Poker is a card game in which players wager money to see who has the best hand. The rules of each variant vary slightly, but most involve one or more betting rounds. Some use a single deck, while others can have up to 48 cards. The aim of the game is to have the highest-ranking poker hand at the end of the hand, with a straight or flush being the best hands.
It is a good idea to start out at a low stakes table in order to learn the rules of poker. This will allow you to play against players with a lower skill level than you, which will make it easier for you to win. However, it is still important to know your own strengths and weaknesses so that you can decide when to move up the stakes.
After the initial betting phase, each player is dealt two cards face down that are hidden from other players (these are called the player’s hole or pocket cards). The dealer then deals three cards to the table that everyone can see; these are known as the flop. Players then have the opportunity to bet again.
The dealer will then deal another card to the table that everyone can see; this is known as the turn. Then, a fifth community card will be dealt to the table; this is known as the river. After this round of betting is complete, a showdown will take place and the winner will be declared.
In order to improve your poker skills, you need to be able to identify and read the betting patterns of other players. This will help you spot the conservative players who fold early and the aggressive players who risk a lot of money to stay in their hand. Conservative players are more easily bluffed and can be played into making mistakes by aggressive players.
You should also try to play your strong value hands as straightforwardly as possible. This means raising your bets when you think your hand is ahead of your opponent’s calling range. It’s tempting to slowplay your hands in an attempt to outwit your opponents, but this strategy often backfires. It can lead to overthinking, bad decisions, and counting your chips.

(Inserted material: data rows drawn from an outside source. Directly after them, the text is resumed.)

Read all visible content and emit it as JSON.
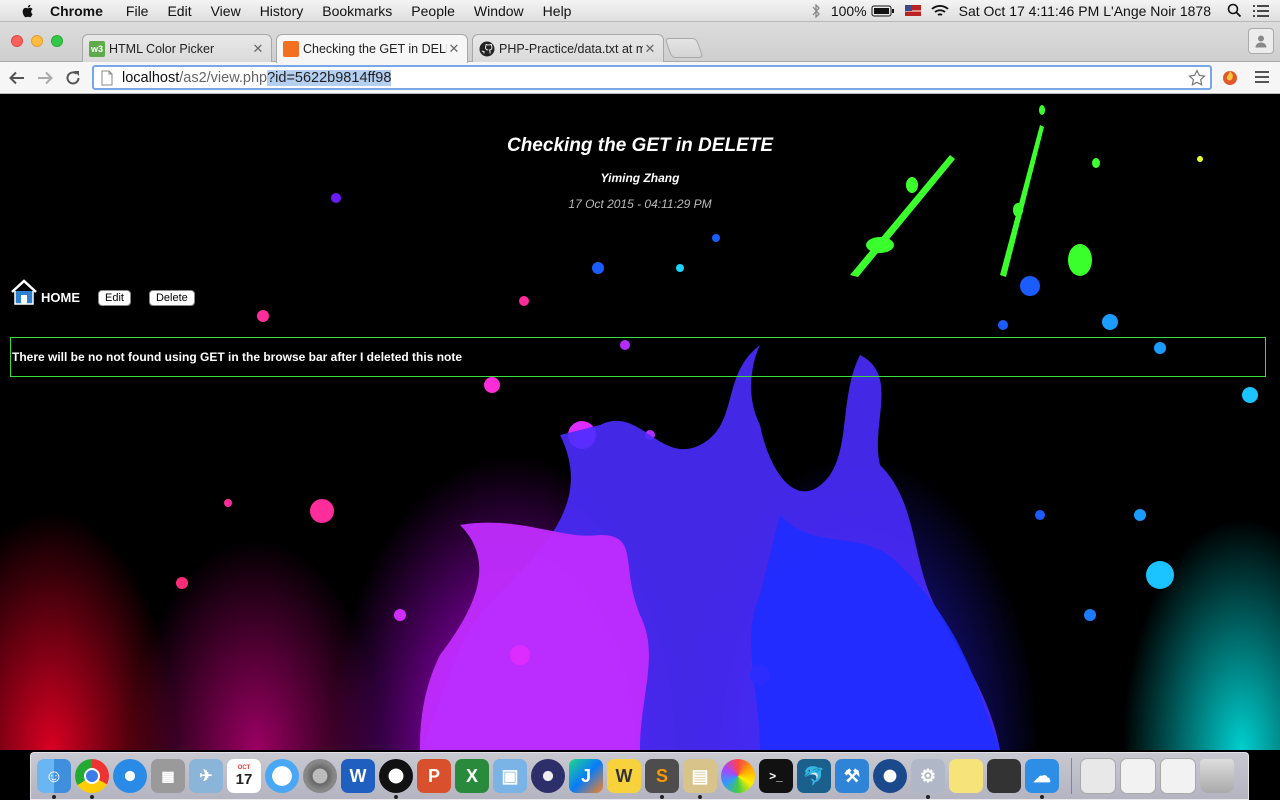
{
  "menubar": {
    "app_name": "Chrome",
    "menus": [
      "File",
      "Edit",
      "View",
      "History",
      "Bookmarks",
      "People",
      "Window",
      "Help"
    ],
    "battery_text": "100%",
    "datetime": "Sat Oct 17  4:11:46 PM",
    "user": "L'Ange Noir 1878"
  },
  "tabs": [
    {
      "title": "HTML Color Picker",
      "favicon": "w3schools-icon",
      "color": "#5dab4a"
    },
    {
      "title": "Checking the GET in DELE",
      "favicon": "xampp-icon",
      "color": "#f37021",
      "active": true
    },
    {
      "title": "PHP-Practice/data.txt at m",
      "favicon": "github-icon",
      "color": "#222222"
    }
  ],
  "address_bar": {
    "host": "localhost",
    "path": "/as2/view.php",
    "query": "?id=5622b9814ff98"
  },
  "note": {
    "title": "Checking the GET in DELETE",
    "author": "Yiming Zhang",
    "date": "17 Oct 2015 - 04:11:29 PM",
    "body": "There will be no not found using GET in the browse bar after I deleted this note"
  },
  "nav": {
    "home_label": "HOME",
    "edit_label": "Edit",
    "delete_label": "Delete"
  },
  "colors": {
    "note_border": "#3fdc3f",
    "address_selection": "#b4cff0"
  },
  "dock": {
    "apps": [
      "finder-icon",
      "chrome-icon",
      "safari-icon",
      "calculator-icon",
      "preview-icon",
      "calendar-icon",
      "messages-icon",
      "system-preferences-icon",
      "word-icon",
      "qq-icon",
      "powerpoint-icon",
      "excel-icon",
      "virtualbox-icon",
      "eclipse-icon",
      "jetbrains-icon",
      "webstorm-icon",
      "sublime-text-icon",
      "archive-icon",
      "photos-icon",
      "terminal-icon",
      "mysql-workbench-icon",
      "xcode-icon",
      "quicktime-icon",
      "utilities-icon",
      "stickies-icon",
      "printer-icon",
      "icloud-icon"
    ],
    "calendar_day": "17",
    "stacks": [
      "downloads-stack-icon",
      "documents-stack-icon",
      "applications-stack-icon",
      "trash-icon"
    ]
  }
}
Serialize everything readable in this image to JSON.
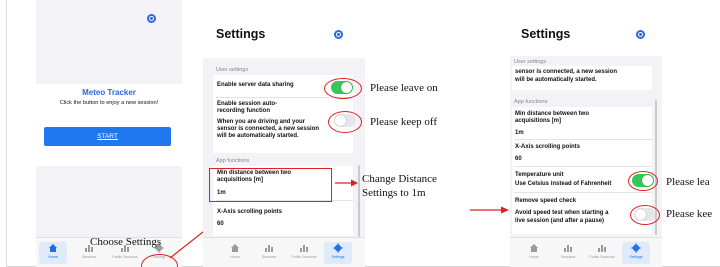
{
  "screen1": {
    "card_title": "Meteo Tracker",
    "card_subtitle": "Click the button to enjoy a new session!",
    "start_button": "START",
    "annotation": "Choose Settings"
  },
  "tabs": {
    "home": "Home",
    "sessions": "Sessions",
    "public_sessions": "Public Sessions",
    "settings": "Settings"
  },
  "screen2": {
    "title": "Settings",
    "user_settings_label": "User settings",
    "server_sharing": "Enable server data sharing",
    "auto_rec_title_1": "Enable session auto-",
    "auto_rec_title_2": "recording function",
    "auto_rec_desc_1": "When you are driving and your",
    "auto_rec_desc_2": "sensor is connected, a new session",
    "auto_rec_desc_3": "will be automatically started.",
    "app_functions_label": "App functions",
    "min_dist_1": "Min distance between two",
    "min_dist_2": "acquisitions [m]",
    "min_dist_value": "1m",
    "x_axis_label": "X-Axis scrolling points",
    "x_axis_value": "60",
    "annot_leave_on": "Please leave on",
    "annot_keep_off": "Please keep off",
    "annot_change_1": "Change Distance",
    "annot_change_2": "Settings to 1m"
  },
  "screen3": {
    "title": "Settings",
    "user_settings_label": "User settings",
    "carry_1": "sensor is connected, a new session",
    "carry_2": "will be automatically started.",
    "app_functions_label": "App functions",
    "min_dist_1": "Min distance between two",
    "min_dist_2": "acquisitions [m]",
    "min_dist_value": "1m",
    "x_axis_label": "X-Axis scrolling points",
    "x_axis_value": "60",
    "temp_unit": "Temperature unit",
    "temp_unit_desc": "Use Celsius instead of Fahrenheit",
    "speed_check": "Remove speed check",
    "speed_desc_1": "Avoid speed test when starting a",
    "speed_desc_2": "live session (and after a pause)",
    "annot_leave": "Please lea",
    "annot_keep": "Please kee"
  },
  "colors": {
    "accent_blue": "#2b67e0",
    "toggle_green": "#34c759",
    "annotation_red": "#e02020"
  },
  "icons": [
    "profile-icon",
    "home-icon",
    "sessions-icon",
    "public-sessions-icon",
    "gear-icon"
  ]
}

Another thing to avoid is complaining about bad beats. This can make other players feel uncomfortable at the table, and it will spoil the fun for everyone. Plus, it’s not fair to the other players who were also dealt bad cards!